Healthcare is the number-one cause of personal bankruptcy and is responsible for more collections than credit cards.

By Olga Khazan
The Atlantic, October 8, 2014

After his recent herniated-disk surgery, Peter Drier was ready for the $56,000 hospital charge, the $4,300 anesthesiologist bill, and the $133,000 fee for orthopedist. All were either in-network under his insurance or had been previously negotiated. But as Elisabeth Rosenthal recently explained in her greatNew York Times piece, he wasn't quite prepared for a $117,000 bill from an “assistant surgeon"—an out-of-network doctor that the hospital tacked on at the last minute.

It's practices like these that contribute to Americans' widespread medical-debt woes. Roughly 40 percent of Americans owe collectors money for times they were sick. U.S. adults are likelier than those in other developed countries to struggle to pay their medical bills or to forgo care because of cost.

Earlier this year, the financial-advice company NerdWallet found that medical bankruptcy is the number-one cause of personal bankruptcy in the U.S. With a new report out today, the company dug into how, exactly, medical treatment leaves so many Americans broke.

Americans pay three times more for medical debt than they do for bank and credit-card debt combined, the report found. Nearly a fifth of us will hear from medical-debt collectors this year, and they'll gather $21 billion from us, collectively.

The company also found that 63 percent of Americans have received a medical bill that was more than they expected to pay. Some of that is a result of hospital errors: Nearly half of the Medicare insurance claims NerdWallet examined contained billing mistakes.

Another contributing factor is that hospitals charge wildly different amounts for the same procedures.

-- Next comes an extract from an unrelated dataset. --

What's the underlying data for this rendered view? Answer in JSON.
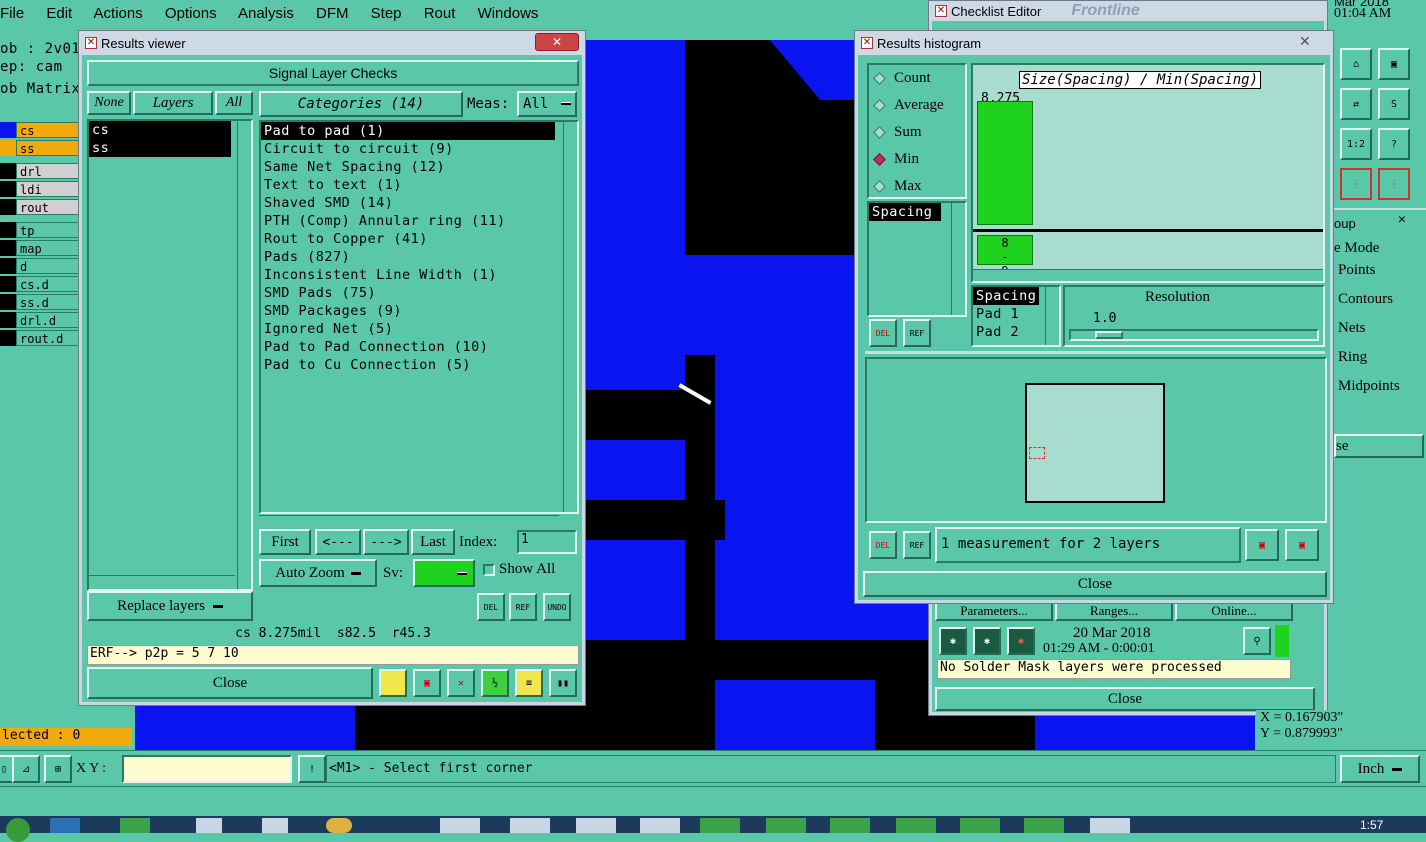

In the most extreme example NerdWallet analyzed, the highest charge for an inpatient stay for severe intestinal bleeding was 54 times higher than the lowest charge. At most, California patients paid more than $291,000 for the procedure, while those in Arkansas paid just $5,400.

It's worth noting that the Affordable Care Act's individual mandate and Medicaid expansion might alleviate some of this debt strain over the coming years. But otherwise, patients have few options beyond attempting to research hospital charges ahead of time—which is probably the furthest thing from a person's mind when they are most in need of a hospital.

http://www.theatlantic.com/health/archive/2014/10/why-americans-are-drowning-in-medical-debt/381163/